Retyping all the entries exactly is the whole task.
Content starts
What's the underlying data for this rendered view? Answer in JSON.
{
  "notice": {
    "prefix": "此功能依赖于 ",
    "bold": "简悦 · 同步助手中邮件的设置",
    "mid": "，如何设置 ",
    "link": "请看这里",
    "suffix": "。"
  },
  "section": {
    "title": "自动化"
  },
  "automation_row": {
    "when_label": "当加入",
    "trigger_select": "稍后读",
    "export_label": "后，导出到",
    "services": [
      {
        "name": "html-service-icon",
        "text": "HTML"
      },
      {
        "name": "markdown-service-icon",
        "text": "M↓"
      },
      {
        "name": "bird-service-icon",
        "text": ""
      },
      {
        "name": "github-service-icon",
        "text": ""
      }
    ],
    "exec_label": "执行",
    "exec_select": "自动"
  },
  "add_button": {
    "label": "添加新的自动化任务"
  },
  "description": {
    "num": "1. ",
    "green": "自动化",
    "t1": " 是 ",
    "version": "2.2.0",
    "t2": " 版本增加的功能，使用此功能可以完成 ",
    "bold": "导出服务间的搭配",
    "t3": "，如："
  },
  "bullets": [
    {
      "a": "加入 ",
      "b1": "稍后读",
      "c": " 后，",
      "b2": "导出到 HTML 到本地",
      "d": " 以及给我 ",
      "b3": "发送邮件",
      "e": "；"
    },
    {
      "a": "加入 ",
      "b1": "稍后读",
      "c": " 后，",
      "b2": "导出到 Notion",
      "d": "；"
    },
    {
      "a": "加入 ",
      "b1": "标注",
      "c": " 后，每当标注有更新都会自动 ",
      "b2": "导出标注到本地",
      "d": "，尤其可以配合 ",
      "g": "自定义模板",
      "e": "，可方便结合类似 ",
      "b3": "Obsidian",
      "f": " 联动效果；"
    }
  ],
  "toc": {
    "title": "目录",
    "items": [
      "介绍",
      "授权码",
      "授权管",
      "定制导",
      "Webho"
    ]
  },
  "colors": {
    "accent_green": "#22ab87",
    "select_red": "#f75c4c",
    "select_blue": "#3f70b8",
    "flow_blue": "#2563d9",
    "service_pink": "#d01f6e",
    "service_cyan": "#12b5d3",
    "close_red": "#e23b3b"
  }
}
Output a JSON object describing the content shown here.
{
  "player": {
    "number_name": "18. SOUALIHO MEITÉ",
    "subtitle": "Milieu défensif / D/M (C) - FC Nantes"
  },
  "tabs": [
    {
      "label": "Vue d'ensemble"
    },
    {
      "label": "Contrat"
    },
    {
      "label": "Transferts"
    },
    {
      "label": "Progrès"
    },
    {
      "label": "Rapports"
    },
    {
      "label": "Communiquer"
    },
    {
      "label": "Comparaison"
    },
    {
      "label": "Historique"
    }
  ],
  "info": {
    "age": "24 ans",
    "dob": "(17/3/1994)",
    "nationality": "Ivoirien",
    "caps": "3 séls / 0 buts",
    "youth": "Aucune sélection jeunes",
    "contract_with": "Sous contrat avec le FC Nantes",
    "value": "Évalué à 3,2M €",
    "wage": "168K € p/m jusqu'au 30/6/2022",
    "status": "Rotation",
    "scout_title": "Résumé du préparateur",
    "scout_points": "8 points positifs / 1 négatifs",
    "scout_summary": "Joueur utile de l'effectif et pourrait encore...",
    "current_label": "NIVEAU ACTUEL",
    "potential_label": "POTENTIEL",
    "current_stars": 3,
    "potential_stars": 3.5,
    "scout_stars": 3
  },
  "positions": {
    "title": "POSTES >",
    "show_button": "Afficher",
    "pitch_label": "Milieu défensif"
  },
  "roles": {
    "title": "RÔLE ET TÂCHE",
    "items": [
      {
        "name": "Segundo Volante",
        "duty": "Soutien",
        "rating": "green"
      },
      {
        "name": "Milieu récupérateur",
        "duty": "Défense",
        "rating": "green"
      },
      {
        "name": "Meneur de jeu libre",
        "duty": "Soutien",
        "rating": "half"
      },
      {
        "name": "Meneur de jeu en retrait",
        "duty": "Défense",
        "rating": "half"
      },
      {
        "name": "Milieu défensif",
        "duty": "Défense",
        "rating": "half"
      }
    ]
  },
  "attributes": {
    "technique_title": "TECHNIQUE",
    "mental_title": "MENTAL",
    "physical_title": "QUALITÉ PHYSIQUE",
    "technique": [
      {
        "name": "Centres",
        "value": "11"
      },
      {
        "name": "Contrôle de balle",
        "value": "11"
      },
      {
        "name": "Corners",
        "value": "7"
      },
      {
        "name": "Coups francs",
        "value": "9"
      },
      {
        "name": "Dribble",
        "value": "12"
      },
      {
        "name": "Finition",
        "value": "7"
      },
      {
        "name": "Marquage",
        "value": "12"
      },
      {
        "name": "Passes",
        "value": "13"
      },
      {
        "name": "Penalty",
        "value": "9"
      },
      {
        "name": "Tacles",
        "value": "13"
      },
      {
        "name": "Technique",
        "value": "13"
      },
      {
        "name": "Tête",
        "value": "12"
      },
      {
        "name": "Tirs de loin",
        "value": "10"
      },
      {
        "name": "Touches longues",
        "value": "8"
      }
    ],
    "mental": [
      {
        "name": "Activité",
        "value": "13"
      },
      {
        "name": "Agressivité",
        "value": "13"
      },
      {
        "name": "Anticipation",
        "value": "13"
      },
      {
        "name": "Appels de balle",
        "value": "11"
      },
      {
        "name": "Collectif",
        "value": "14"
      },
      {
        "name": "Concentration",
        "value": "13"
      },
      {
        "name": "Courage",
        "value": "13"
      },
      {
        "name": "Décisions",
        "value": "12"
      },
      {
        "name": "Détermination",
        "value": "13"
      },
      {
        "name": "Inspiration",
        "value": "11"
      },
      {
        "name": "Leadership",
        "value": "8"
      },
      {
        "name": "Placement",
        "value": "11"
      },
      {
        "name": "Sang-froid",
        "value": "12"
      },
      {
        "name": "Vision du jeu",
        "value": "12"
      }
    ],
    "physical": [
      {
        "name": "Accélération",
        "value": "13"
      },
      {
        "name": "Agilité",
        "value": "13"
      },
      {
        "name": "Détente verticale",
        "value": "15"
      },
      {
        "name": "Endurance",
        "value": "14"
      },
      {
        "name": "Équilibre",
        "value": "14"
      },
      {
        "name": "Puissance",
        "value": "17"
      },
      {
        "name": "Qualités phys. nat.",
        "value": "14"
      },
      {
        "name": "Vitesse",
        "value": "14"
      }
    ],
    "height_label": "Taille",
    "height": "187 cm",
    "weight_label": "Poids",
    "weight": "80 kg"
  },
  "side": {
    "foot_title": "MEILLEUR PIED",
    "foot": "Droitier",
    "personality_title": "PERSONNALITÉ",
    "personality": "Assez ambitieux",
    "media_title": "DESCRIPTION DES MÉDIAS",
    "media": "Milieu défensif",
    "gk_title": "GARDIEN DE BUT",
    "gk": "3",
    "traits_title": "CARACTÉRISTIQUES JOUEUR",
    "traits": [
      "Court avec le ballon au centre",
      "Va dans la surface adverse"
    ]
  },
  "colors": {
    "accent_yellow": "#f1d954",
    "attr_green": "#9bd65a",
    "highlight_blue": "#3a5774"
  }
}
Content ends
> **Answer for this exercise**
What's the underlying data for this rendered view? Answer in JSON.
{
  "notice": {
    "prefix": "此功能依赖于 ",
    "bold": "简悦 · 同步助手中邮件的设置",
    "mid": "，如何设置 ",
    "link": "请看这里",
    "suffix": "。"
  },
  "section": {
    "title": "自动化"
  },
  "automation_row": {
    "when_label": "当加入",
    "trigger_select": "稍后读",
    "export_label": "后，导出到",
    "services": [
      {
        "name": "html-service-icon",
        "text": "HTML"
      },
      {
        "name": "markdown-service-icon",
        "text": "M↓"
      },
      {
        "name": "bird-service-icon",
        "text": ""
      },
      {
        "name": "github-service-icon",
        "text": ""
      }
    ],
    "exec_label": "执行",
    "exec_select": "自动"
  },
  "add_button": {
    "label": "添加新的自动化任务"
  },
  "description": {
    "num": "1. ",
    "green": "自动化",
    "t1": " 是 ",
    "version": "2.2.0",
    "t2": " 版本增加的功能，使用此功能可以完成 ",
    "bold": "导出服务间的搭配",
    "t3": "，如："
  },
  "bullets": [
    {
      "a": "加入 ",
      "b1": "稍后读",
      "c": " 后，",
      "b2": "导出到 HTML 到本地",
      "d": " 以及给我 ",
      "b3": "发送邮件",
      "e": "；"
    },
    {
      "a": "加入 ",
      "b1": "稍后读",
      "c": " 后，",
      "b2": "导出到 Notion",
      "d": "；"
    },
    {
      "a": "加入 ",
      "b1": "标注",
      "c": " 后，每当标注有更新都会自动 ",
      "b2": "导出标注到本地",
      "d": "，尤其可以配合 ",
      "g": "自定义模板",
      "e": "，可方便结合类似 ",
      "b3": "Obsidian",
      "f": " 联动效果；"
    }
  ],
  "toc": {
    "title": "目录",
    "items": [
      "介绍",
      "授权码",
      "授权管",
      "定制导",
      "Webho"
    ]
  },
  "colors": {
    "accent_green": "#22ab87",
    "select_red": "#f75c4c",
    "select_blue": "#3f70b8",
    "flow_blue": "#2563d9",
    "service_pink": "#d01f6e",
    "service_cyan": "#12b5d3",
    "close_red": "#e23b3b"
  }
}
Output a JSON object describing the content shown here.
{
  "player": {
    "number_name": "18. SOUALIHO MEITÉ",
    "subtitle": "Milieu défensif / D/M (C) - FC Nantes"
  },
  "tabs": [
    {
      "label": "Vue d'ensemble"
    },
    {
      "label": "Contrat"
    },
    {
      "label": "Transferts"
    },
    {
      "label": "Progrès"
    },
    {
      "label": "Rapports"
    },
    {
      "label": "Communiquer"
    },
    {
      "label": "Comparaison"
    },
    {
      "label": "Historique"
    }
  ],
  "info": {
    "age": "24 ans",
    "dob": "(17/3/1994)",
    "nationality": "Ivoirien",
    "caps": "3 séls / 0 buts",
    "youth": "Aucune sélection jeunes",
    "contract_with": "Sous contrat avec le FC Nantes",
    "value": "Évalué à 3,2M €",
    "wage": "168K € p/m jusqu'au 30/6/2022",
    "status": "Rotation",
    "scout_title": "Résumé du préparateur",
    "scout_points": "8 points positifs / 1 négatifs",
    "scout_summary": "Joueur utile de l'effectif et pourrait encore...",
    "current_label": "NIVEAU ACTUEL",
    "potential_label": "POTENTIEL",
    "current_stars": 3,
    "potential_stars": 3.5,
    "scout_stars": 3
  },
  "positions": {
    "title": "POSTES >",
    "show_button": "Afficher",
    "pitch_label": "Milieu défensif"
  },
  "roles": {
    "title": "RÔLE ET TÂCHE",
    "items": [
      {
        "name": "Segundo Volante",
        "duty": "Soutien",
        "rating": "green"
      },
      {
        "name": "Milieu récupérateur",
        "duty": "Défense",
        "rating": "green"
      },
      {
        "name": "Meneur de jeu libre",
        "duty": "Soutien",
        "rating": "half"
      },
      {
        "name": "Meneur de jeu en retrait",
        "duty": "Défense",
        "rating": "half"
      },
      {
        "name": "Milieu défensif",
        "duty": "Défense",
        "rating": "half"
      }
    ]
  },
  "attributes": {
    "technique_title": "TECHNIQUE",
    "mental_title": "MENTAL",
    "physical_title": "QUALITÉ PHYSIQUE",
    "technique": [
      {
        "name": "Centres",
        "value": "11"
      },
      {
        "name": "Contrôle de balle",
        "value": "11"
      },
      {
        "name": "Corners",
        "value": "7"
      },
      {
        "name": "Coups francs",
        "value": "9"
      },
      {
        "name": "Dribble",
        "value": "12"
      },
      {
        "name": "Finition",
        "value": "7"
      },
      {
        "name": "Marquage",
        "value": "12"
      },
      {
        "name": "Passes",
        "value": "13"
      },
      {
        "name": "Penalty",
        "value": "9"
      },
      {
        "name": "Tacles",
        "value": "13"
      },
      {
        "name": "Technique",
        "value": "13"
      },
      {
        "name": "Tête",
        "value": "12"
      },
      {
        "name": "Tirs de loin",
        "value": "10"
      },
      {
        "name": "Touches longues",
        "value": "8"
      }
    ],
    "mental": [
      {
        "name": "Activité",
        "value": "13"
      },
      {
        "name": "Agressivité",
        "value": "13"
      },
      {
        "name": "Anticipation",
        "value": "13"
      },
      {
        "name": "Appels de balle",
        "value": "11"
      },
      {
        "name": "Collectif",
        "value": "14"
      },
      {
        "name": "Concentration",
        "value": "13"
      },
      {
        "name": "Courage",
        "value": "13"
      },
      {
        "name": "Décisions",
        "value": "12"
      },
      {
        "name": "Détermination",
        "value": "13"
      },
      {
        "name": "Inspiration",
        "value": "11"
      },
      {
        "name": "Leadership",
        "value": "8"
      },
      {
        "name": "Placement",
        "value": "11"
      },
      {
        "name": "Sang-froid",
        "value": "12"
      },
      {
        "name": "Vision du jeu",
        "value": "12"
      }
    ],
    "physical": [
      {
        "name": "Accélération",
        "value": "13"
      },
      {
        "name": "Agilité",
        "value": "13"
      },
      {
        "name": "Détente verticale",
        "value": "15"
      },
      {
        "name": "Endurance",
        "value": "14"
      },
      {
        "name": "Équilibre",
        "value": "14"
      },
      {
        "name": "Puissance",
        "value": "17"
      },
      {
        "name": "Qualités phys. nat.",
        "value": "14"
      },
      {
        "name": "Vitesse",
        "value": "14"
      }
    ],
    "height_label": "Taille",
    "height": "187 cm",
    "weight_label": "Poids",
    "weight": "80 kg"
  },
  "side": {
    "foot_title": "MEILLEUR PIED",
    "foot": "Droitier",
    "personality_title": "PERSONNALITÉ",
    "personality": "Assez ambitieux",
    "media_title": "DESCRIPTION DES MÉDIAS",
    "media": "Milieu défensif",
    "gk_title": "GARDIEN DE BUT",
    "gk": "3",
    "traits_title": "CARACTÉRISTIQUES JOUEUR",
    "traits": [
      "Court avec le ballon au centre",
      "Va dans la surface adverse"
    ]
  },
  "colors": {
    "accent_yellow": "#f1d954",
    "attr_green": "#9bd65a",
    "highlight_blue": "#3a5774"
  }
}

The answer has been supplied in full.